A familiar example of grounding the unfamiliar with the familiar comes from the original Alien movie. The opening scenes are of the crew waking from suspended animation. Quite unfamiliar to most people. But the next scene is the crew in the mess complaining about being woken up, how crappy the coffee is, are they going to get extra pay for this extra work, et cetera.

The unfamiliar grounded in the familiar. The crew may have just woken from suspended animation on a deep space ship but they’re just like your friends in the corner bar grumbling about work, they’re your co-workers in the company cafeteria complaining about crappy food, they’re your workmates wondering if the company’s going to pay them for any overtime coming from making an unscheduled stop on their delivery route.

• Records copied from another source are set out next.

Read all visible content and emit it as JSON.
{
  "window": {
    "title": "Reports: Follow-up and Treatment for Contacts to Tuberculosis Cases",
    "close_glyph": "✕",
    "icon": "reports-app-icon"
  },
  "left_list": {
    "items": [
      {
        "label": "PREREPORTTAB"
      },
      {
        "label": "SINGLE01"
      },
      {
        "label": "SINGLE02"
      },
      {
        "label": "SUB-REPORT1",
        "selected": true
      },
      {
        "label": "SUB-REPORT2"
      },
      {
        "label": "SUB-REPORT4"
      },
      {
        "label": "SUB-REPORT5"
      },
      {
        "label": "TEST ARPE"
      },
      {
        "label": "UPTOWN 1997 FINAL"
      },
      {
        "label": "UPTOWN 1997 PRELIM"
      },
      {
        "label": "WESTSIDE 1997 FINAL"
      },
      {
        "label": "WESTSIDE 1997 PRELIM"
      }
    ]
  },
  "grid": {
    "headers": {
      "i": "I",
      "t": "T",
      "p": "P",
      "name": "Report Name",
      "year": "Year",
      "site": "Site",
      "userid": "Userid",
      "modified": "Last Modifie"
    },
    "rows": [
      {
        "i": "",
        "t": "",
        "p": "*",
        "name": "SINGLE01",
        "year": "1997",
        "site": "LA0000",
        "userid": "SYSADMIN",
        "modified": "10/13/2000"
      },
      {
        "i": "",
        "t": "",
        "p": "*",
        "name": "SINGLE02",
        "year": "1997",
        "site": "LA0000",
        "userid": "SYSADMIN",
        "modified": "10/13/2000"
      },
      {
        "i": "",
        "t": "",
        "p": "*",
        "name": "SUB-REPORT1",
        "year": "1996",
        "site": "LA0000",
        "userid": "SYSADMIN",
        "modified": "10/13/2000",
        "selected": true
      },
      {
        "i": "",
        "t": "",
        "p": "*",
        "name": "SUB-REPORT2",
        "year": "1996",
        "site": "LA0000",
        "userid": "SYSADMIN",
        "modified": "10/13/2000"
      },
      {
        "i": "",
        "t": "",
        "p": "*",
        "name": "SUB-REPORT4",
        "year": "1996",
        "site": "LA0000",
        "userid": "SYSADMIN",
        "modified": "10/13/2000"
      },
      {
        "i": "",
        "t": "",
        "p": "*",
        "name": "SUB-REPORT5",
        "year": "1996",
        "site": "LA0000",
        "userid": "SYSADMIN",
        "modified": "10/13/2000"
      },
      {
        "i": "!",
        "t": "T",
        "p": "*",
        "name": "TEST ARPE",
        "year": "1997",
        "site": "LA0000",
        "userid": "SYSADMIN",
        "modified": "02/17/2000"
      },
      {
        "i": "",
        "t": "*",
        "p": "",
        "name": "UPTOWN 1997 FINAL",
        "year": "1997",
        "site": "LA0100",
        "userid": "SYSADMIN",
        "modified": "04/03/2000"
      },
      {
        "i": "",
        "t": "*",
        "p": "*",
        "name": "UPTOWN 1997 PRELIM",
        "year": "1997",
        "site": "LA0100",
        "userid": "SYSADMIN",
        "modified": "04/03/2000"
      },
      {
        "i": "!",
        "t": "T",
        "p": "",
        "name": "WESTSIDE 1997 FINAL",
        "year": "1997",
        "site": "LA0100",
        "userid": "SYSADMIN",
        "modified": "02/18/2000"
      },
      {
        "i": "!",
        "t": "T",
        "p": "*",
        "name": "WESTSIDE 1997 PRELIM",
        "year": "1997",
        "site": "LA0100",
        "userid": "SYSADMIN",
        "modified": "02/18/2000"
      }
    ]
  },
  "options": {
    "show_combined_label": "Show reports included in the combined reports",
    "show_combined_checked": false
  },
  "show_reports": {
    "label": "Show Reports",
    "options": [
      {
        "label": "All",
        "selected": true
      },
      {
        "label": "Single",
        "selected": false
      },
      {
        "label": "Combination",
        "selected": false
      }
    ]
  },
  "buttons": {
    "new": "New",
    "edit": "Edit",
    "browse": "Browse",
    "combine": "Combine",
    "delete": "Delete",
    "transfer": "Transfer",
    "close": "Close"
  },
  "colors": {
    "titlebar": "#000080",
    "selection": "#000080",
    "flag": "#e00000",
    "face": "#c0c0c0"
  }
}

In short, most people accepted the unfamiliar in Alien because whatever happened, it was happening to people they could relate to and understand; the unfamiliar was grounded in the familiar.

The heart of any story is believable characters either succeeding or failing to achieve their goals. There is a general rule about people; what people do rarely changes. How they do things changes. Example: people gossip. One hundred years ago people gossiped by gathering in the general store, the local pub, in the park. Now they gossip on their mobiles, Facebook, Twitter, et cetera. People have gossiped since we climbed down from the trees and stood on our hind legs. How they’ve gossiped has changed over time.


Greetings! I’m your friendly, neighborhood Threshold Guardian. This is a protected post and requires either General Membership (free) or a Subscription (various levels). Members and Subscribers can LogIn. Non members can join. All posts are free to all members save certain posts in the My Work category. Enjoy!